Wells goes on to find faults with the cheeseburgers and Esch’s beloved chicken nuggets.
Locol’s chicken is an amalgam of chicken bits invisibly bound together. Inside a thin sheath of fried coating, this composite of ground meat is mysteriously bland and almost unimaginably dry.
According to Wells the burger “needs all the help it can get” and he further damns the nugs by wishing they “didn’t exist.” But the worst snipe was saved for LocoL’s chili. Wells claimed that the chili was so un-seasoned and that “supermarkets sell canned chilis that are seasoned more persuasively.” Ouch.
Wells closes out by asking whether Chefs Choi and Patterson “see their target audience as problems to be solved, not customers to be pleased.” Esch and Wells did agree on one thing though, evidently the coffee is excellent. And cheap at $1 per cup.
Of course, the (food) world waited with bated breath for Chefs Choi or Patterson to respond to the first zero star review of their combined careers. This morning, Chef Choi took to social media to pen (or whatever you call it these days) a tempered response to Wells’ take down. He opens by “welcoming” the review and admitting that some people will “love” LocoL and some will “hate” it. Choi continues that “His [Wells] criticisms are a reflection of us and the nerve that LocoL touches. And our imperfections.”
We all know the food is not as bad as he states. Is it perfect? NO. But it’s not as bad as he writes. And all minorities aren’t criminals either. And all hoods aren’t filled with dangerous people either. He didn’t need to go there but he did.. It compelled him to write something he knows would hurt a community that is already born from a lot of pain and struggle..
This begs the question — do restaurants like LocoL deserve to be held to the same haute-cuisine standards that a New York Times critic is used to? Is it even worth his time going to place like LocoL? Should there be a merit badge for trying to change the game, even when Choi and Patterson seem so insistent on being judged on their food alone? Would you care what Pete Wells thought about Big Macs or Arby’s? It also has to be asked, how many of LocoL’s target demo is even going to read Wells’ review?
Naturally, Twitter reacted:

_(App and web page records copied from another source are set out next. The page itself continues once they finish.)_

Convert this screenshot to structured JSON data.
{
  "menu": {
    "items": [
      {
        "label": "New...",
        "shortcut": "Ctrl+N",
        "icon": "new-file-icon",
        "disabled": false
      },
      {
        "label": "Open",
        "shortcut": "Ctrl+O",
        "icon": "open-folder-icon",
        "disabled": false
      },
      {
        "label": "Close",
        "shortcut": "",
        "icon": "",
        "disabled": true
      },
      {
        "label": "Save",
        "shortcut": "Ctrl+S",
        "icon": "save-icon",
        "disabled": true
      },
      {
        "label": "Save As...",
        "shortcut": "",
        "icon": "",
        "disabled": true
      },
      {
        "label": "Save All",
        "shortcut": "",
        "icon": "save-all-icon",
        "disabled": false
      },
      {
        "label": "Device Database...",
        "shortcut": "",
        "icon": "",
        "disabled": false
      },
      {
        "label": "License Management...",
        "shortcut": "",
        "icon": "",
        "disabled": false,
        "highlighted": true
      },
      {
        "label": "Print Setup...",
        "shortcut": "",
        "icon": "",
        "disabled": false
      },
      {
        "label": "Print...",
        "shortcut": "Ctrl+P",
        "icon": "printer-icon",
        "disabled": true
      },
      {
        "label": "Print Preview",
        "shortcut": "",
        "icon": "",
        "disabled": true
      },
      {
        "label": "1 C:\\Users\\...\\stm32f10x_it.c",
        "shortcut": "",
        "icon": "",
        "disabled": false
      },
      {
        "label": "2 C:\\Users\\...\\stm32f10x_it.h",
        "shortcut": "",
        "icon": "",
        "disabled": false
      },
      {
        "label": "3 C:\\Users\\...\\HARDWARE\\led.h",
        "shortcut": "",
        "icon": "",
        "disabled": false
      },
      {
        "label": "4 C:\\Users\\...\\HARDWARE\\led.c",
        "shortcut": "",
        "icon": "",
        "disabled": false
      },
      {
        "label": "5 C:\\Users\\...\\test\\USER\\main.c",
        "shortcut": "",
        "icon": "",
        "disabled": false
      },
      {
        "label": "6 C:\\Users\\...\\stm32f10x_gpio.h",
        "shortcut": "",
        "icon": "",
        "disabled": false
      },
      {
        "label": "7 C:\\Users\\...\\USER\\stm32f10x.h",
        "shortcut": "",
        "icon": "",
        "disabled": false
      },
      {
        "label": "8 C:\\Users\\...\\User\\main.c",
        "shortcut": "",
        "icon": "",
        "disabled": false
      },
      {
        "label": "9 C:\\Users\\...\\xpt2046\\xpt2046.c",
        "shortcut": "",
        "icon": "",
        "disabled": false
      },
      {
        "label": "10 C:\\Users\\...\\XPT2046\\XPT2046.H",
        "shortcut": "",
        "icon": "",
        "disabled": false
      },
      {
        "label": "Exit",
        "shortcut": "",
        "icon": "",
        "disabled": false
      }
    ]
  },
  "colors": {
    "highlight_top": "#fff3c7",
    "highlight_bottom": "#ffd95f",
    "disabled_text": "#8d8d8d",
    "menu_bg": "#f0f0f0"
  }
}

One user agreed with our team about the Watts location:
Interestingly, many of the tweets judged Wells for elitism. But if Choi and Patterson (both of whom are surely wealthier than Wells) built a chain restaurant in a plaza full of ethnic restaurants, as Wells describes, wouldn’t that make them the gentrifiers? It’s an interesting conversation, which will surely continue as LocoL decide what, if any, pivots to make.
You can read Chef Choi’s full post below.
(Via The New York Times)